In fact, countries with strong technology sectors typically have higher concentrations of professional developers in relation to hobbyist developers, because many of the hobbyists get sucked into the industry, IDC found. Those countries with weaker technology sectors tend to have a greater proportion of hobbyists, which can be problematic for those countries in that their hobbyists could turn their talents to nefarious activities, such as writing malware, or leave the countries altogether for work opportunities.
Certainly it is a good time to be a dilettante programmer. Open Web standards and open source software can drive the cost of development down to zero. The Internet hosts an abundance of free documentation and tutorials, such as Stack Overflow and Codecademy.
Also, an increasing number of software programs and services, such as Salesforce.com, can be extended through modules or user-customized additions, easing the need for full-fledged developers to create some new functionality. "The change from code-centric to configuration-centric application development enables some knowledge workers and business analysts to accomplish what once required professional developers," the report noted.
Overall, IDC estimates there are about 29 million people in the world work in IT. In addition to the 18.5 million software developers -- of both the professional and hobbyist varieties -- there are also about 18 million operations and management workers. IDC predicted that jobs for programmers will grow at a faster rate than those for operations and management.
"The ever-increasing pervasiveness of software and its embedding into many new connected devices, also known as the trend toward the Internet of Things (IoT), will stimulate the need and consequent availability of software developers worldwide," the report stated.
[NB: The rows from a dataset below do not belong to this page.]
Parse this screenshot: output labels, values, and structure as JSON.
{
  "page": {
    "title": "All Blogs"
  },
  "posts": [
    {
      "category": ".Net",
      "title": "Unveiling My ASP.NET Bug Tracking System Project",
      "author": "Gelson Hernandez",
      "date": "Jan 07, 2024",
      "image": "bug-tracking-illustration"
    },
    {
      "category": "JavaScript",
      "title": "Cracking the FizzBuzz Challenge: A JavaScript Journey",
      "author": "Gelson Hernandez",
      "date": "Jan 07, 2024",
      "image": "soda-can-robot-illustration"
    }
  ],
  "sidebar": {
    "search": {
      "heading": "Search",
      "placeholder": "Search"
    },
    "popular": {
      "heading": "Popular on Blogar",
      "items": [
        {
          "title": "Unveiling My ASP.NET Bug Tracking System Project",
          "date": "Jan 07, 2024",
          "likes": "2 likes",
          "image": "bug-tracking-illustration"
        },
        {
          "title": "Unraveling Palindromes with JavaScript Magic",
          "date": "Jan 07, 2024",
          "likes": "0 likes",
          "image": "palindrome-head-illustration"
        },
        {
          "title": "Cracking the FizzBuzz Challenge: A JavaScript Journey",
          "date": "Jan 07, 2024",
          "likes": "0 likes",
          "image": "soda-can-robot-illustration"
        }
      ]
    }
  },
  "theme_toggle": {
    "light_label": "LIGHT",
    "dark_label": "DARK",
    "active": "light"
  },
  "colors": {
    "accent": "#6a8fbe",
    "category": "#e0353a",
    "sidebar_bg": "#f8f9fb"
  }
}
IDC is a wholly owned subsidiary of International Data Group, the parent company of IDG News Service.